The authors note that an “infinitesimal proportion” of the National Institutes of Health (NIH) budget funded Asian American research, even though the population is experiencing the highest percentage cancer increases of any U.S. racial population for the past 3 decades. Between 1992 and 2018, only 0.17% of the total budget of the NIH funded research on Asian Americans. A portfolio analysis of grants funded by the National Cancer Institute’s Division of Cancer Control and Population Sciences showed a limited number of studies focused on Asian Americans, with none at the time addressing the causes of cancer.

Asian Americans are also underrepresented in clinical trials. According to the commentary, only 1% of clinical trials emphasize racial and ethnic minority participation as a primary focus. Only 5 such trials currently focus on Asian Americans, as compared with 83 for African Americans and 32 for Hispanics.

“Classifying Black Americans and Hispanic Americans as underrepresented minorities in clinical trials is helpful, but it is regrettable that our national policy excludes designating Asian Americans as underrepresented minorities, as documented by data in this commentary,” said Dr. Chen. “There is a myth that Asian Americans don’t get cancer, but that is far from the truth.”

Recommendations to Equalize Cancer Inequities

To rectify inequities, the authors recommend a call to action, including the following three measures:

  1. Disaggregate data for Asian American subgroups (Cambodia, China, India, Japan, Korea, Malaysia, Pakistan, the Philippines, Thailand, and Vietnam). The commentary calls for a separate focus on Native Hawaiians and other Pacific Islanders.
  2. Assess the impact of lived experiences and historical trauma. The authors state that culturally competent oncology care is required to improve access to health insurance and health care. They assert it is also needed to address language and cultural barriers that prevent Asian Americans from getting the medical help they need.
  3. Listen to community voices. Rich diversity and unique experiences within Asian American communities are best understood and appreciated by listening to and partnering with patients and community advocates. Research must ensure community representation, buy-in, and engagement.

“It is also important to focus on the impact of racism on cancer disparities and prioritize funding resources.

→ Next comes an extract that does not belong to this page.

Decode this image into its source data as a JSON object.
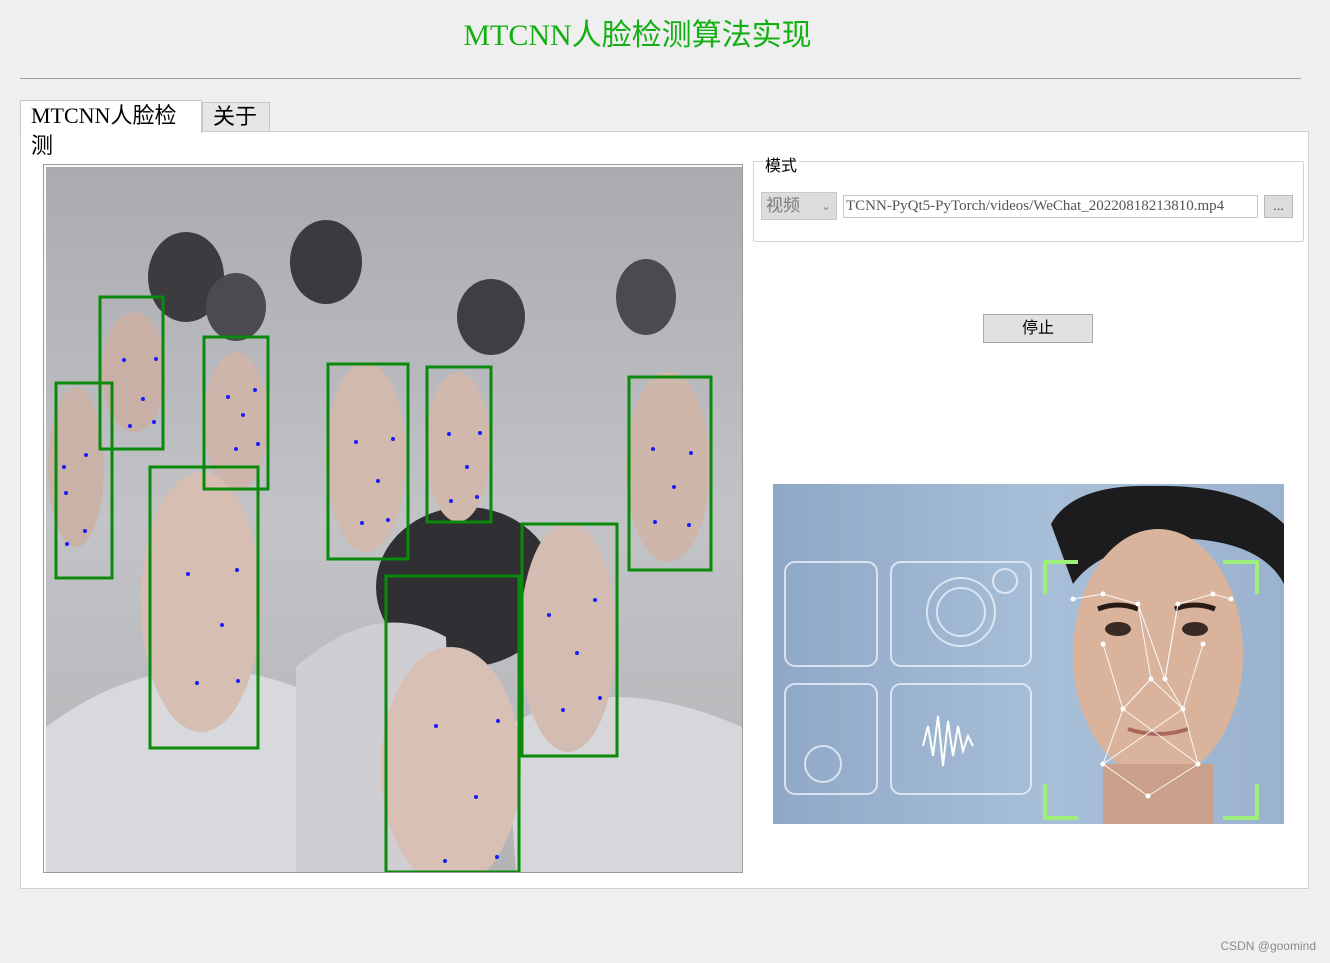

Otherwise, we will not take the necessary steps forward for achieving health equity for Asian Americans,” Dr. Chen added.

The content in this post has not been reviewed by the American Society of Clinical Oncology, Inc. (ASCO®) and does not necessarily reflect the ideas and opinions of ASCO®.